■ WHAT IS EXPECTED:
Look through the data below. Show each line where the string "JavaScript" occurs.

Top of PROVIDED RECORDS

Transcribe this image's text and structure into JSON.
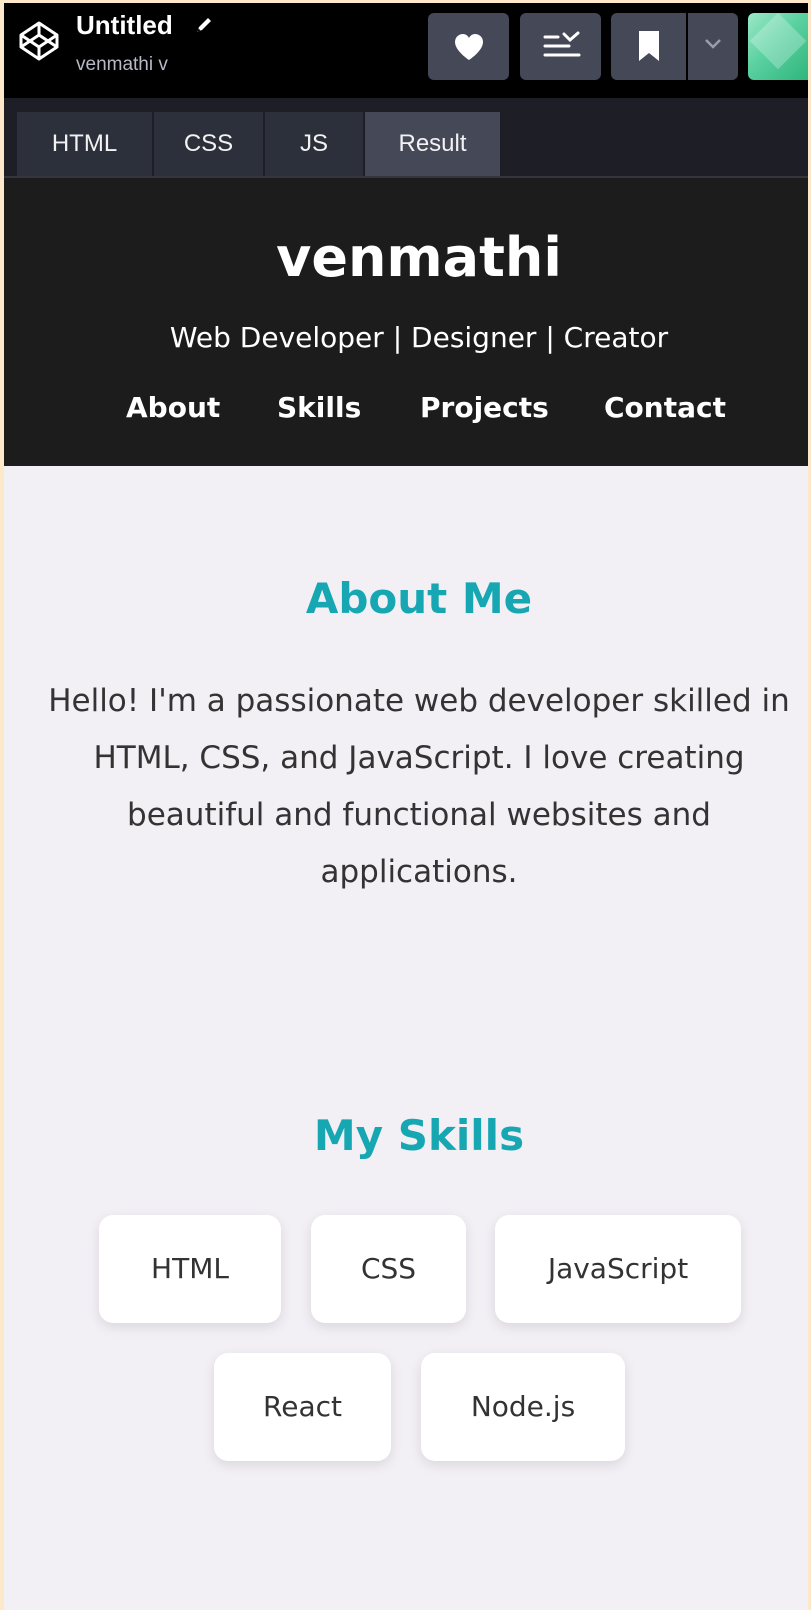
{
  "codepen": {
    "pen_title": "Untitled",
    "pen_user": "venmathi v",
    "icons": {
      "logo": "codepen-logo-icon",
      "edit": "pencil-icon",
      "like": "heart-icon",
      "view": "layout-menu-icon",
      "save": "bookmark-icon",
      "dropdown": "chevron-down-icon"
    },
    "tabs": [
      {
        "label": "HTML"
      },
      {
        "label": "CSS"
      },
      {
        "label": "JS"
      },
      {
        "label": "Result",
        "active": true
      }
    ]
  },
  "site": {
    "name": "venmathi",
    "tagline": "Web Developer | Designer | Creator",
    "nav": [
      "About",
      "Skills",
      "Projects",
      "Contact"
    ],
    "about": {
      "title": "About Me",
      "text": "Hello! I'm a passionate web developer skilled in HTML, CSS, and JavaScript. I love creating beautiful and functional websites and applications."
    },
    "skills": {
      "title": "My Skills",
      "items": [
        "HTML",
        "CSS",
        "JavaScript",
        "React",
        "Node.js"
      ]
    }
  },
  "colors": {
    "accent": "#17a7b2",
    "header_bg": "#1c1c1c",
    "page_bg": "#f2eff5",
    "codepen_bar": "#000000",
    "button_bg": "#444857"
  }
}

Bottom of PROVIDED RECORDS

■ ANSWER:
      "text": "Hello! I'm a passionate web developer skilled in HTML, CSS, and JavaScript. I love creating beautiful and functional websites and applications."
        "JavaScript",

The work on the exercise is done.